‘Uncanny Valley’: A humanoid brought to … life?
STONEHAM – The world of science fiction is quickly becoming one of science reality.
Take the world of artificial intelligence, which was explored recently on TV’s “60 Minutes,” while the Nora Theatre Company also had a take on it at the Central Square Theatre with Jordan Harrison’s “Marjorie Prime.”
The new HBO series “Westworld,” based on the motion picture, features a Western town filled with humanoids playing roles that allow the guests to fulfill their deepest – and darkest – fantasies.
As we’ve already seen, playwrights are wading into the deep end of the pool. The Stoneham Theatre production of “Uncanny Valley” by Thomas Gibbons takes an entirely different tack on the subject than the aforementioned “Marjorie Prime,” and asks uncomfortable questions about where technology may eventually take us.
The title of the Gibbons piece comes from the world of robotics and conveys the idea that people are fascinated by an artificial being that is somewhat human, but the more human it becomes, it becomes ever more creepy – and, possibly dangerous.
“Uncanny Valley” is a two-hander that fortunately stars two of Greater Boston’s most accomplished performers – Nancy E. Carroll, as a neurosceientist named Claire at a laboratory exploring ways to make a machine named Julian – played by Lewis Wheeler – more human.
The setting is Claire’s office, which features a large pedestal table that serves as the unit to contain/display the robot.
Wheeler’s Julian slowly evolves from his mechanical beginnings – he lacks limbs when we first “meet” him – and he speaks haltingly in short sentences as Claire inputs information on the appropriate way to greet a stranger.
She then slowly adds layers to his artificial persona as mechanical improvements are made;
arms allow him to play the flute, and with legs he moves haltingly like Frankenstein’s monster while he masters the art of walking .

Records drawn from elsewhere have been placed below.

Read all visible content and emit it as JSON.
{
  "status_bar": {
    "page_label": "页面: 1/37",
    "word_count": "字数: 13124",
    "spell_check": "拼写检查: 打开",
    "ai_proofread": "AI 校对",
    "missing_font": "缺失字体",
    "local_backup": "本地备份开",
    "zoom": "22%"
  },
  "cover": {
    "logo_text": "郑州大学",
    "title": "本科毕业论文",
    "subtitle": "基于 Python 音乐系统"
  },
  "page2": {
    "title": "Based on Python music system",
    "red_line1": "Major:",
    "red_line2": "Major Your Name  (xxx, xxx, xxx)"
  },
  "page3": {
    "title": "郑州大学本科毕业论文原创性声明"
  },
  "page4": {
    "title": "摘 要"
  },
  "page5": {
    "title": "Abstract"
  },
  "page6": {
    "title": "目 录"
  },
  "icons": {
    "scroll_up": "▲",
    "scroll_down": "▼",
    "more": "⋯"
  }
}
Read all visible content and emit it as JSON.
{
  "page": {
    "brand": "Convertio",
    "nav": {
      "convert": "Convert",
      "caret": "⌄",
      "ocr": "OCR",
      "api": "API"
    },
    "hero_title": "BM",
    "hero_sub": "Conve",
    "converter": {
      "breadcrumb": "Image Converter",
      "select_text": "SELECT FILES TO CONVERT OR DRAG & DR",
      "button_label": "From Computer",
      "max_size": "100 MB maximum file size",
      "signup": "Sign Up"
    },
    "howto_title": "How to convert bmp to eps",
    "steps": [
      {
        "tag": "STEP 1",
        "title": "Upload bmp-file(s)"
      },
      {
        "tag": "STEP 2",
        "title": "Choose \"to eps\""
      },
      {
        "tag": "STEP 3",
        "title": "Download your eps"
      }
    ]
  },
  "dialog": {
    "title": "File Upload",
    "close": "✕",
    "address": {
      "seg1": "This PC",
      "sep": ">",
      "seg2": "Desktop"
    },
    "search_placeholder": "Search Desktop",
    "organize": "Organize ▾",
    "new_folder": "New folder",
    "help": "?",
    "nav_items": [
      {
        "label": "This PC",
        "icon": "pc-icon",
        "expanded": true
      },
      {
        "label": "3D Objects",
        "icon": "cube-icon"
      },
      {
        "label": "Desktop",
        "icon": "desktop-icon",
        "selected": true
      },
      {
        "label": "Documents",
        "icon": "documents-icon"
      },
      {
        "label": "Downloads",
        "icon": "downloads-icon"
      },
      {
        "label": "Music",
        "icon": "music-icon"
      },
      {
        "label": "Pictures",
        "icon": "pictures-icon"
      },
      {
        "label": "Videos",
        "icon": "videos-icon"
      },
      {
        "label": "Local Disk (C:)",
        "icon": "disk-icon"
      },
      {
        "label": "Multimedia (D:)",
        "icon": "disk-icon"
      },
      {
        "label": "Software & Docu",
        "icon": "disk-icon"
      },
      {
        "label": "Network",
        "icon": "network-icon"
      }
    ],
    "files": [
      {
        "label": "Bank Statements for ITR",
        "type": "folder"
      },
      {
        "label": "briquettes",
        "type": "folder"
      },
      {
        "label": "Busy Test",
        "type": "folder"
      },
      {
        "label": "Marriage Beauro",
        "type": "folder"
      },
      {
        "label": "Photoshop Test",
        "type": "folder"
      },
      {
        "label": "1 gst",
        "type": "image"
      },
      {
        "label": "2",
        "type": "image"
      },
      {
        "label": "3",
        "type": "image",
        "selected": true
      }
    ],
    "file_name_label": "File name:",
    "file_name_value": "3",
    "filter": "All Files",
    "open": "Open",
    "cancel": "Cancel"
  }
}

He – it – is eager to learn and interact with actual humans beyond the level of superficial greetings or questions. As Julian quizzes Claire about her personal life, the layers of the onion are peeled away to reveal an estranged daughter named Becky and a husband named Howard, who is lowly losing grip with reality.
Gibbons drops early hints that those who are interested in pioneering on the frontier of artificial intelligence may not always have the noblest of motives, and indeed the end game to the work being done by Claire involves uploading into the humanoid a “memory file” from a fabulously wealthy businessman named Julian, just before he dies from cancer.
With the humanoid Julian absorbing the memory, personality and DNA of the dead businessman – as well as the dead man’s appearance, frozen at the age of 34 – the ethical and legal questions about who or what the new creature is and whether he/it is “human” come to the fore.
To complicate matters, the work done and the relationship that Claire forged with the humanoid are still part of the “new” Julian, and that relationship theatens to put Claire in the midst of a dispute that could redefine the word “human.”
What makes us human beings? Is it our knowledge and our relationships ? Is it our physical characteristics?
What happens if we change the equation in a bid to become immortal? Is what we create even entitled to be called a human being?
Gibbons is asking these questions in a cogent and eloquent manner, and Wheeler and Carroll – under Weylin Symes’ taut direction – are fleshing out those questions and bringing the characters to full …. life?
The Stoneham Theatre Production of “Uncanny Valley. “ Written by Thomas Gibbons, Directed byWeylin Symes; Scenic Designer, Crystal Tiala; Lighting Designer, Chris Fournier; Costume Designer, Rachel Padula-Shufelt;Sound Designer, David Remedios; Production Stage Manager, Rachel Policare. At the Stoneham Theatre through Oct. 23. stonehamtheatre.org.